When Narrative Medicine student Lilli Schussler was a second year medical student, a professor asked her about a time when she performed CPR in the past. Specifically, the professor wanted to know whether she had become “tired” in the process. Schussler suddenly found herself at a loss for words. She had not been tired; she was filled with the “numb quality of adrenaline,” because she had been performing CPR at home on her father. The challenge with the professor’s question, Schussler recalls, was that it assumed that Schussler’s experience was in a controlled hospital environment void of emotional factors. She replied to the professor that she was not tired, thinking “perhaps some in the room would be familiar with the way adrenaline can pierce the depths of exhaustion.” The professor simply told her she must have been doing CPR incorrectly.
For Schussler, this classroom experience highlighted a lack of consideration of “what it is like to code someone, and the reality we are likely to provide CPR without our white coats on—outside of a bar, at the scene of a car crash, in the home.” In a recently published article in JAMA Cardiology, Schussler challenges the conventional language of medical school, specifically “coding,” a term used to refer to patients in cardiopulmonary arrest or other types of emergencies. “Instead of reifying an artificial binary between physicians and patients,” Schussler argues, “the code should serve as a reminder that we also belong to the masses.” She points out that most cardiac arrests occur outside the hospital and may be “traumatic” for all parties involved. After a code, there are often short and long-term emotional consequences for both medical professionals and bystanders.
The article is one of her final projects for the Narrative Medicine course Public Writing and Public Health taught by Anjuli Raza Kolb, lecturer and author of Epidemic Empire. In the course, Kolb trains students to “write from qualitative research for a public audience,” as “the need for writers with cultural and narrative fluency in medicine is difficult to overstate.” The syllabus, consisting of various mediums such as books, films, journalistic pieces, and poetry, prepares students to write a “valuable opinion piece” as their final project. Students are also taught how to place and pitch their work, so Schussler put what she’d learned into action, and has now published her incredibly impactful story.
“We are formed in stories whose terms are dictated by language,” Schussler writes in “What We Talk About When We Talk About the Code.” She contends that “the words we use often circumscribe the possibilities we imagine and the actions we take” and suggests medical professionals consider applying this idea to their work. Knowing what she does now in Columbia’s Narrative Medicine M.S. program, she revisits the question her professor asked in medical school, asking the medical community: “Can we craft a more capacious question, one that endeavors to accommodate a broader range of experiences with out-of-hospital cardiac arrest?” Although Schussler admits “there is no blueprint for these conversations,” she posits that “imagination of such questions, and their answers, brings us a step closer to empathy.”

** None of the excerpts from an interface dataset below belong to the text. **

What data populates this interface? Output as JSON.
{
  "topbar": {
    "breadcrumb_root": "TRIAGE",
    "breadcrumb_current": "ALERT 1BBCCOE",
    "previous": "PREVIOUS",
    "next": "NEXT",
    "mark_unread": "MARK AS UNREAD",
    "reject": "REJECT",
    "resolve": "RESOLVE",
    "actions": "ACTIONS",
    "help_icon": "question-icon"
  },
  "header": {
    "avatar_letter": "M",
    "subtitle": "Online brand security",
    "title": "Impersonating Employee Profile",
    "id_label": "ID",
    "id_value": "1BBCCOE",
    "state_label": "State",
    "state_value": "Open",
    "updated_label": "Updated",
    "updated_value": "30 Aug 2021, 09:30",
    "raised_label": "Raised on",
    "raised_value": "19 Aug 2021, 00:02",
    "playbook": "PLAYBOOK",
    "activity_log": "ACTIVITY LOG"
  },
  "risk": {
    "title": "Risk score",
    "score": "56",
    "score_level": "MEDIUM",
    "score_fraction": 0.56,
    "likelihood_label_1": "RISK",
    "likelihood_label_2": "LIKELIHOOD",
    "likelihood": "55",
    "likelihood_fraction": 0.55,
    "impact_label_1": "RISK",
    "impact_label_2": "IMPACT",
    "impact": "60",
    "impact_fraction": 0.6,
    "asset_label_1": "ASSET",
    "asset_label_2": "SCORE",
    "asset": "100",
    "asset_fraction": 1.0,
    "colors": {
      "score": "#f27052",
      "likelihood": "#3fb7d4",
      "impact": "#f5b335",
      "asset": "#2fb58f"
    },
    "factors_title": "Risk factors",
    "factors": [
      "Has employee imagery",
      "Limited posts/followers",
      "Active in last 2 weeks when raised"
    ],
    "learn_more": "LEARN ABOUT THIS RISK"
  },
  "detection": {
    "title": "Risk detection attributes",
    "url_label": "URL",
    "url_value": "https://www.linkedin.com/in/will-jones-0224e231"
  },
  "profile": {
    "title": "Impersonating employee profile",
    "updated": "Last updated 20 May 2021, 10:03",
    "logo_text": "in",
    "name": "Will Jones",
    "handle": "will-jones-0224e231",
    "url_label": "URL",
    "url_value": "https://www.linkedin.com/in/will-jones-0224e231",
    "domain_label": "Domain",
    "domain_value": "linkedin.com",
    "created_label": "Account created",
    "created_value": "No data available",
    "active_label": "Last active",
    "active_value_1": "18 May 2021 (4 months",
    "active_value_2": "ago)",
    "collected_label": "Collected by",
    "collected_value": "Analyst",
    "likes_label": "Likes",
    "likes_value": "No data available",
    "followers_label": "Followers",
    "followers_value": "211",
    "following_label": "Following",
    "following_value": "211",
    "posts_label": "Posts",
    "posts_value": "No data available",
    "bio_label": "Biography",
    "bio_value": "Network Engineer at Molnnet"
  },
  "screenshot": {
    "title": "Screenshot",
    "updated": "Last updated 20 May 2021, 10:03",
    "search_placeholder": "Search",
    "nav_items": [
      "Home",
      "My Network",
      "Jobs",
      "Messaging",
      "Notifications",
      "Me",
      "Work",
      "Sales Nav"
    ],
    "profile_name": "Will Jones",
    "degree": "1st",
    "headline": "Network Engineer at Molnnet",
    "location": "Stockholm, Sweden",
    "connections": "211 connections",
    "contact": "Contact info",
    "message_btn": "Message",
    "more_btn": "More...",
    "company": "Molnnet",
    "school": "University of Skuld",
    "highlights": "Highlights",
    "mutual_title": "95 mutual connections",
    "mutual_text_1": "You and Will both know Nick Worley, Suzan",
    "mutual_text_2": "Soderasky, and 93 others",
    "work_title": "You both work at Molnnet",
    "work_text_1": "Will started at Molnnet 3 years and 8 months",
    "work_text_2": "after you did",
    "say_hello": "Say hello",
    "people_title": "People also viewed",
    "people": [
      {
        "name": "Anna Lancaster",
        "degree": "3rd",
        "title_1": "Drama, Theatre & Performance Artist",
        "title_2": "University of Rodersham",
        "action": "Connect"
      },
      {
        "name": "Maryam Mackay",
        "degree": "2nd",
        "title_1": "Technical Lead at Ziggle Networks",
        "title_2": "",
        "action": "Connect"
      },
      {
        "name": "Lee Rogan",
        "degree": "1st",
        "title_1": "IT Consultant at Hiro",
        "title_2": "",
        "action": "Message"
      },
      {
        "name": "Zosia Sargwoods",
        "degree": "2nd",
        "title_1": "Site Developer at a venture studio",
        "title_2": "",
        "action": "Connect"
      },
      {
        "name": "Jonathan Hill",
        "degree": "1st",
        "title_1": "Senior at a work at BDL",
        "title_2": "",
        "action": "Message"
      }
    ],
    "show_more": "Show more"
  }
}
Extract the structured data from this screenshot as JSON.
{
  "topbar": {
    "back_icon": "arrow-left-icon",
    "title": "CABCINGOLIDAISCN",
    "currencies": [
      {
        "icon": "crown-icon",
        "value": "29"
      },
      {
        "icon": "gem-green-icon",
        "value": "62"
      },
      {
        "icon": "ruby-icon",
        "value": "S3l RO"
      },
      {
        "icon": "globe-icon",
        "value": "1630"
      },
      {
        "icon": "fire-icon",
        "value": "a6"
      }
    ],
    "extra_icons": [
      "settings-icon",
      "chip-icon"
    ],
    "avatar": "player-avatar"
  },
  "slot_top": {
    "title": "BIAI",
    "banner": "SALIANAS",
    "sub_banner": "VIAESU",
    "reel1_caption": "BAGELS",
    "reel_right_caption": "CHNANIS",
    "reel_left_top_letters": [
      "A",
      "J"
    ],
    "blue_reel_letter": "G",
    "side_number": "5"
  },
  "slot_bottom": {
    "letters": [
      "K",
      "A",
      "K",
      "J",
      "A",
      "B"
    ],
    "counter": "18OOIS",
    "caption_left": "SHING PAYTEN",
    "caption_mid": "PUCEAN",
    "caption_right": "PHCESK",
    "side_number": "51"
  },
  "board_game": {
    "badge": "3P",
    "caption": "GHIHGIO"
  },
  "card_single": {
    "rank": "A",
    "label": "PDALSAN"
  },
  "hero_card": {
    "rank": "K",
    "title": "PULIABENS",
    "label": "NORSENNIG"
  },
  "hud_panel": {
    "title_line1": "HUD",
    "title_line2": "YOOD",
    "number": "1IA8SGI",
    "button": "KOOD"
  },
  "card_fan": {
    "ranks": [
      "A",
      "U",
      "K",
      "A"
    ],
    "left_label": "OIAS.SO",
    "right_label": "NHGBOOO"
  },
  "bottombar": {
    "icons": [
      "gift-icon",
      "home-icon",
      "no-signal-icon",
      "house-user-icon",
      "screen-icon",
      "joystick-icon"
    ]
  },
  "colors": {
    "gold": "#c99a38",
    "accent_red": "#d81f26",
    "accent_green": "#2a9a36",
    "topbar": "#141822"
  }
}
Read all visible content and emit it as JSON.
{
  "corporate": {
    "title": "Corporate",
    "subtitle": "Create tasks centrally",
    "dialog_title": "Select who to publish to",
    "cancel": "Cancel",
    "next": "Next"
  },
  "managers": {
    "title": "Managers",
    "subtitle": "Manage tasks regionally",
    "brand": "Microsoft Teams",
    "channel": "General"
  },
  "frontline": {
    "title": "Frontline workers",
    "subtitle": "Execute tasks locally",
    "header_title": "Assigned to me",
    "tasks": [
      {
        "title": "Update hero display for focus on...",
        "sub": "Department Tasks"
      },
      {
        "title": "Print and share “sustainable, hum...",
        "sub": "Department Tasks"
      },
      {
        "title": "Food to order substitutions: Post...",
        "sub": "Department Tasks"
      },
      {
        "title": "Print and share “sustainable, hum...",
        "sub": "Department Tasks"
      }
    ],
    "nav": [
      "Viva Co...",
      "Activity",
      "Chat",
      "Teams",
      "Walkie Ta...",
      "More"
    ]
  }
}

Read Lilli Schussler’s full article, “What We Talk About When We Talk About the Code” in JAMA Cardiology and learn more about Columbia’s Narrative Medicine M.S. program.